Chenevier: Ten minutes by car from the airport to our private jetty, then 10 minutes by speed boat to Koh Russey. We are starting construction of the jetty in coming weeks.
KT: You have pre-sold 10 of 143 planned villas. Why are people buying?
Chenevier: To attract people to a new country you have to be competitive.. [He points to a maquette of a 2-bedroom villa] This is priced at $770,000. Such a product in Phuket would probably be double. We offer more land, more privacy. They are very private. And, looking west, you can see the sunset all year long.
KT: The model shows a lot of villas. Is that so buyers can visualize their future houses, or is the development dense?
Chenevier: The overall footprint is only 15 percent. So it will be a very green place… We have a Singapore-based Thai landscape architect overseeing the selective clearing and planting. Between villas, we will keep as much as possible existing vegetation.
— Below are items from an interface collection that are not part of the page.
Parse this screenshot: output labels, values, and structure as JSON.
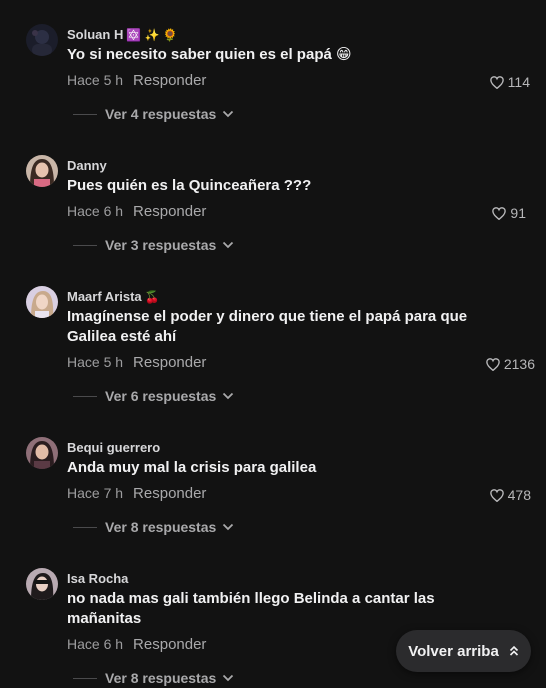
{
  "comments": [
    {
      "username": "Soluan H",
      "badges": "🔯 ✨ 🌻",
      "text": "Yo si necesito saber quien es el papá 😁",
      "time": "Hace 5 h",
      "reply": "Responder",
      "likes": "114",
      "view_replies": "Ver 4 respuestas"
    },
    {
      "username": "Danny",
      "badges": "",
      "text": "Pues quién es la Quinceañera ???",
      "time": "Hace 6 h",
      "reply": "Responder",
      "likes": "91",
      "view_replies": "Ver 3 respuestas"
    },
    {
      "username": "Maarf Arista",
      "badges": "🍒",
      "text": "Imagínense el poder y dinero que tiene el papá para que Galilea esté ahí",
      "time": "Hace 5 h",
      "reply": "Responder",
      "likes": "2136",
      "view_replies": "Ver 6 respuestas"
    },
    {
      "username": "Bequi guerrero",
      "badges": "",
      "text": "Anda muy mal la crisis para galilea",
      "time": "Hace 7 h",
      "reply": "Responder",
      "likes": "478",
      "view_replies": "Ver 8 respuestas"
    },
    {
      "username": "Isa Rocha",
      "badges": "",
      "text": "no nada mas gali también llego Belinda a cantar las mañanitas",
      "time": "Hace 6 h",
      "reply": "Responder",
      "likes": "",
      "view_replies": "Ver 8 respuestas"
    }
  ],
  "back_to_top": {
    "label": "Volver arriba",
    "icon": "double-chevron-up-icon"
  },
  "colors": {
    "background": "#121212",
    "text_primary": "#f1f1f2",
    "text_secondary": "#9d9d9f",
    "button_bg": "#2b2b2d"
  }
}
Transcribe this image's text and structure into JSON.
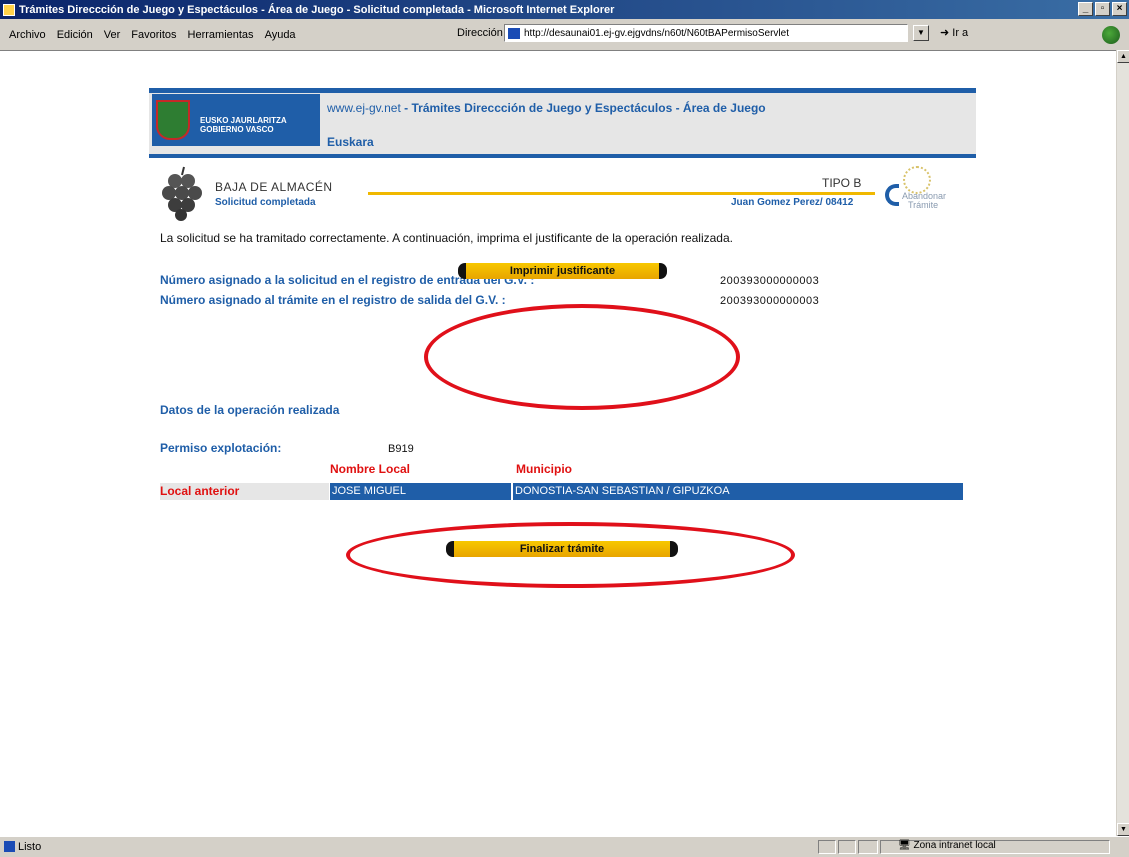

The advantage of Sihanoukville is that it receives 3,000 mm of water every year.
KT: Will the August-September rainy season be the dead season?
Chenevier: The rainy season is inconvenient, but not only for us. Kep has a rainy season. Koh Samui has a rainy season. Malaysia has a rainy season. In Angkor Wat, the rainy season is a hardship. You are not going to swim in the temples. Some hotels close for maintenance. In a beach destination, if you want to go for a cheap price, to Phuket for example, you go and get good deals. So you still fill your hotels.
KT: You say 250 people will work at the core project, the 150-room Alila luxury hotel. On a relatively small island, where will all these workers live?
Chenevier: We did not want to make a village on the island. It raises a lot of environmental concerns. The paradox of green development is that you cannot transport into the green nest all the constraints of building a town – sewage, police post, pagoda and school – as in the end you are taking up too much space. Our advantage is that we have a real village on the mainland.
KT: So workers will commute by boat, 15 minutes from Sihanoukville, or 10 minutes from your new jetty, where there is an existing village of 8,000 people, near Ream Naval Base. What else does your crystal ball tell you about the future of Camodia’s Coast?
Chenevier: Nobody wants to go to Sihanoukville by car any more. Unless you leave at 5 in the morning, it is really long. For the airlines, a Phnom Penh–Sihanoukville shuttle will be a gold mine.